CHEBEAGUE ISLAND – During the hottest time of the summer you want to escape the heat, even if only for dinner. A meal at an oceanside inn like the Chebeague Island Inn, presiding over the western side of the island and offering good dinners and a fabulous view, is just the ticket.

But first you have to get there, and that will cost you extra (see attached box for info).

Casey Prentice bought the inn with his parents, Richard and Gerry Prentice, at the end of January. The inn opened on May 14 with a new chef, Justin Rowe, who has cooked at Fore Street in Portland, at White Barn Inn and On the Marsh in Kennebunk, and at 555 in Portland.

Prentice says he has focused on improving the menu to draw visitors. One hundred dinner guests, in addition to overnight guests, have been dining there every night of the week this summer.

The lobby is paneled with dark-stained beaded board, as all oceanside inns in Maine used to be. The wide covered porch wrapping two sides of the inn and the building’s boxy, 1920s facade give the imagination notice — this will be an old-fashioned holiday, whether a few hours or a few days long.

But however much you love architectural preservation, you can be grateful the menu holds up-to-date dishes and a decent range of international wines.

With a reservation (essential for this excursion), we were seated at a table on the screened porch, rolled-up plastic curtains ready for rain or cool wind.

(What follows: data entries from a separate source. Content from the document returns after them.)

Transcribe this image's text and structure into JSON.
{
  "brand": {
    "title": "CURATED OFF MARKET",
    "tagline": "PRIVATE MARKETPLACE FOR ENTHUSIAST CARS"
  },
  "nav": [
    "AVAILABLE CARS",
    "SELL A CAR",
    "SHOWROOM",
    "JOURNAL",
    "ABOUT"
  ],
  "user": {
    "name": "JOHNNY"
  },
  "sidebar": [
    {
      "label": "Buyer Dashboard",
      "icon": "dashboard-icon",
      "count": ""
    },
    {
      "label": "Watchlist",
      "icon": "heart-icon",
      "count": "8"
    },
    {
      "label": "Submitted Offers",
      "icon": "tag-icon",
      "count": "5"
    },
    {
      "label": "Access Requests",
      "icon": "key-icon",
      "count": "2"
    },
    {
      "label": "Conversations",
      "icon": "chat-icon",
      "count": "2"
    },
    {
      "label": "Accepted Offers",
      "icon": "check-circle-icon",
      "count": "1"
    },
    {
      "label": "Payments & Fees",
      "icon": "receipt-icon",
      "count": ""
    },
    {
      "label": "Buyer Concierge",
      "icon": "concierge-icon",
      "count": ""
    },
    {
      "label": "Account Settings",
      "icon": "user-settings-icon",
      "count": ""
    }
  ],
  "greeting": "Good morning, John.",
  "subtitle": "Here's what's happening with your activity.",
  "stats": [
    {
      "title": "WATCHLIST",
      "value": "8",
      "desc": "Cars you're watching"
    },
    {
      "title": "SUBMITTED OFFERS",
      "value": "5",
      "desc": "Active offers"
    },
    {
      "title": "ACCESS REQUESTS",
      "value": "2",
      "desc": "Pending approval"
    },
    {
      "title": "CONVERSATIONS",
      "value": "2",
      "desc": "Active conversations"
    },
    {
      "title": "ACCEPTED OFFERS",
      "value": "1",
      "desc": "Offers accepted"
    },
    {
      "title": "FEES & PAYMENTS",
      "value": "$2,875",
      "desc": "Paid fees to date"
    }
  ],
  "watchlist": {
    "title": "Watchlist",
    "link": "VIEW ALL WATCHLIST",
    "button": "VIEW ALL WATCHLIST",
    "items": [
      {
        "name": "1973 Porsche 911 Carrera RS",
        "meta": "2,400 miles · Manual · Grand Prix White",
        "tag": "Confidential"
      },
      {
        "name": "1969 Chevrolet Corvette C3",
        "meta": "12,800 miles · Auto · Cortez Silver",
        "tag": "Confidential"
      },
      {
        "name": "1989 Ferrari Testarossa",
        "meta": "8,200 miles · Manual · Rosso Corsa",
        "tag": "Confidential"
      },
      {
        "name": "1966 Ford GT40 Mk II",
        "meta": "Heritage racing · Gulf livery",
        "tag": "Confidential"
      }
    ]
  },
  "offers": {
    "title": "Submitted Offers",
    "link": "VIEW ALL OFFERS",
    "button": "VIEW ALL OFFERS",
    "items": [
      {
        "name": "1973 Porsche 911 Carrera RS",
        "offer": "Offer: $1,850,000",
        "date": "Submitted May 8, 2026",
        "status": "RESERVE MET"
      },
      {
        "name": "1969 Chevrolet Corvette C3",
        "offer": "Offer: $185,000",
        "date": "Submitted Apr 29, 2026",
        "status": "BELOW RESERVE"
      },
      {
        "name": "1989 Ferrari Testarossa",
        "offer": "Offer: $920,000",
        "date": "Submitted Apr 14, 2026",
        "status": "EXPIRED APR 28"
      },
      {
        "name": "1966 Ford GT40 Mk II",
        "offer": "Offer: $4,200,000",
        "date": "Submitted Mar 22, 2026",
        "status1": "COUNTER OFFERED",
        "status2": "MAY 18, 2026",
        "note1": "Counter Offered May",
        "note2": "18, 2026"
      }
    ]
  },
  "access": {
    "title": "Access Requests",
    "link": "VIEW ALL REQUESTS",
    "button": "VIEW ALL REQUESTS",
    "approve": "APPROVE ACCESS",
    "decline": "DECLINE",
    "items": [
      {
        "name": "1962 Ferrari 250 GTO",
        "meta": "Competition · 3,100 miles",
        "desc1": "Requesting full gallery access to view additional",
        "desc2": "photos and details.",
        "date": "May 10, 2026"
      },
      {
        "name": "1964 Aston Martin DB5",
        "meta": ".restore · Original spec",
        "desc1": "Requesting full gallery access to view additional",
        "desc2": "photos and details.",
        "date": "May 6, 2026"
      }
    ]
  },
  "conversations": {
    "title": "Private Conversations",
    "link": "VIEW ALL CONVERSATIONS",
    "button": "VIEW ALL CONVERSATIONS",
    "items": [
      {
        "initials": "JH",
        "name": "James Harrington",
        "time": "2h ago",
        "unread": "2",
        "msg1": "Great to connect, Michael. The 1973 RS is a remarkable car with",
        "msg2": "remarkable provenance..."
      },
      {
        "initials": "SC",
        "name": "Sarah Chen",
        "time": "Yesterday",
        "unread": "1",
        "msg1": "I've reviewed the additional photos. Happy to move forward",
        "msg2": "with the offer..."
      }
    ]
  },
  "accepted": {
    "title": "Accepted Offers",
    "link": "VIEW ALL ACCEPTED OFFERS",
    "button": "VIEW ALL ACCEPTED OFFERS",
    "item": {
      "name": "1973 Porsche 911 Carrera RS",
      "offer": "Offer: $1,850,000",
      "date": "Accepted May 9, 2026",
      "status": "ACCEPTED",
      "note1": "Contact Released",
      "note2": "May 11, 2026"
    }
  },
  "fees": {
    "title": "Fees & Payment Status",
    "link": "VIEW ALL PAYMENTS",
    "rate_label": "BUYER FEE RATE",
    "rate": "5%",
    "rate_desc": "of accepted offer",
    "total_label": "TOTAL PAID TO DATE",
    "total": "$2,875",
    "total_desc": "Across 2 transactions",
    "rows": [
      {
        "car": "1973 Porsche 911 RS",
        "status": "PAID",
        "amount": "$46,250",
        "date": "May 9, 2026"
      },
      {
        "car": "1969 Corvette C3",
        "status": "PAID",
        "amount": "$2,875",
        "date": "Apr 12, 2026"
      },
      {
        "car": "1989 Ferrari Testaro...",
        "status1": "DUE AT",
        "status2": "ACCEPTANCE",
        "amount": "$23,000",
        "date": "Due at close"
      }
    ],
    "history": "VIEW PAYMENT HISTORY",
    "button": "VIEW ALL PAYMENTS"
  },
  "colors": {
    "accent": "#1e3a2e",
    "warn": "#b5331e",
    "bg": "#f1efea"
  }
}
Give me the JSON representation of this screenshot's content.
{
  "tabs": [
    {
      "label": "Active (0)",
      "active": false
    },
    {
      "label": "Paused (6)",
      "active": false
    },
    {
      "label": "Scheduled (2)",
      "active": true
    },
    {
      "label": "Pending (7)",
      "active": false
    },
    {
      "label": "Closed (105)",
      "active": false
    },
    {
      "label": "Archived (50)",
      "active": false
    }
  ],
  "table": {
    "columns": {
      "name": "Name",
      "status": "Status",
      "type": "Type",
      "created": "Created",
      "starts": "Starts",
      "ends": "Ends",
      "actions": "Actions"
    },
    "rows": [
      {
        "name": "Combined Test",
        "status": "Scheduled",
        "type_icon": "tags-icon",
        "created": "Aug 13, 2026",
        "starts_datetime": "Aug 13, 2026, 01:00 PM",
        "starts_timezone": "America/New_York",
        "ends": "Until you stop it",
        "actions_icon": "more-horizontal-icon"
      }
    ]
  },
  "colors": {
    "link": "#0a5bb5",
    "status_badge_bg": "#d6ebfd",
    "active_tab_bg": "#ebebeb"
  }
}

Naia Verdejo 2008 from Rueda, Spain ($27), with hints of kumquat and pineapple, was perfect with the Hudson Valley foie gras torchon, a salty, dense piece of molded foie gras. Medjool date and honey in the comb sat alongside, their sweetness and similar creamy textures harmonizing with the foie.

The verdejo was also a hit with the smoked hake salad ($12), called fish and chips on the menu. Lightly dressed new greens and deep-gold house potato chips with lots of crunch completed that appetizer, a good choice when overlooking the sea.

Descendientes De Jose Palacios Petalos 2008 (not the 2007 on the wine list) from Bierzo, Spain ($38), with its deep-red color and peppery flavor, paired perfectly with venison carpaccio ($14) a gamey, intense appetizer touched with white truffle oil and chopped egg gribiche and three toast triangles.

That wine also made good sense with the ribeye ($36), an enormous steak from Archer’s Angus in Richmond. Black truffle sauce heightened its beefy flavor with earthy funk, and the cooking of the meat was equally correct — rare and juicy throughout the interior and crusted with a deep-brown grilled exterior.

But the “melted” leeks promised in the menu were tough and nowhere near a state of melt, and fried gnocchi were dry, resembling browned stale bread.

Seared scallops ($28) presented the kitchen’s confident take on protein, again with brown-gold exteriors and tenderness within. Forbidden rice, with its chewy texture, worked well with nutty wild mushrooms foraged by Rick Tibbets and fiddleheads, now out of season and off the menu, in brown butter vinaigrette.

Halibut “chowder” in a smoky cream sauce was the least exciting meal, although fingerling potatoes and bacon are likely to hold more allure on a cooler evening.

Leafy greens from Second Wind Farm on Chebeague and the next-door neighbor’s lobsters are also found on the menu.

The Sunset Landing menu is served on the open porch with wicker seating, and holds small bites such as lobster corn dogs, devils on horseback, dates stuffed with blue cheese wrapped with bacon, and scallop ceviche.

Monday night is Nostalgia Night and a favorite for local diners, with a $14-to-$17 menu of old-fashioned classics, including New England boiled dinner, sausage lasagna and stuffed pork chops.

It’s too bad the peanut butter cup dessert ($9) involved a small oval cake that was dry and tasteless. Chocolate ganache and peanut butter ice cream couldn’t redeem the weird dry cake, although they tasted good alone.

But coriander lemon curd in a puff pastry tart ($9) hit all the sensory sweet spots — well, almost all. Rich, slightly bitter and alluringly aromatic, the curd was excellent, and the pastry was as delicate as spun sugar. Honey and mascarpone made a creamy pillow alongside.

Frozen desserts ($3 per scoop) are made in-house, and recent offerings have included mint chocolate chip, chocolate and vanilla gelato, berry citrus frozen yogurt and raspberry or coconut lime sorbet.

N.L. English is a Portland freelance writer and the author of “Chow Maine: The Best Restaurants, Cafes, Lobster Shacks and Markets on the Coast.”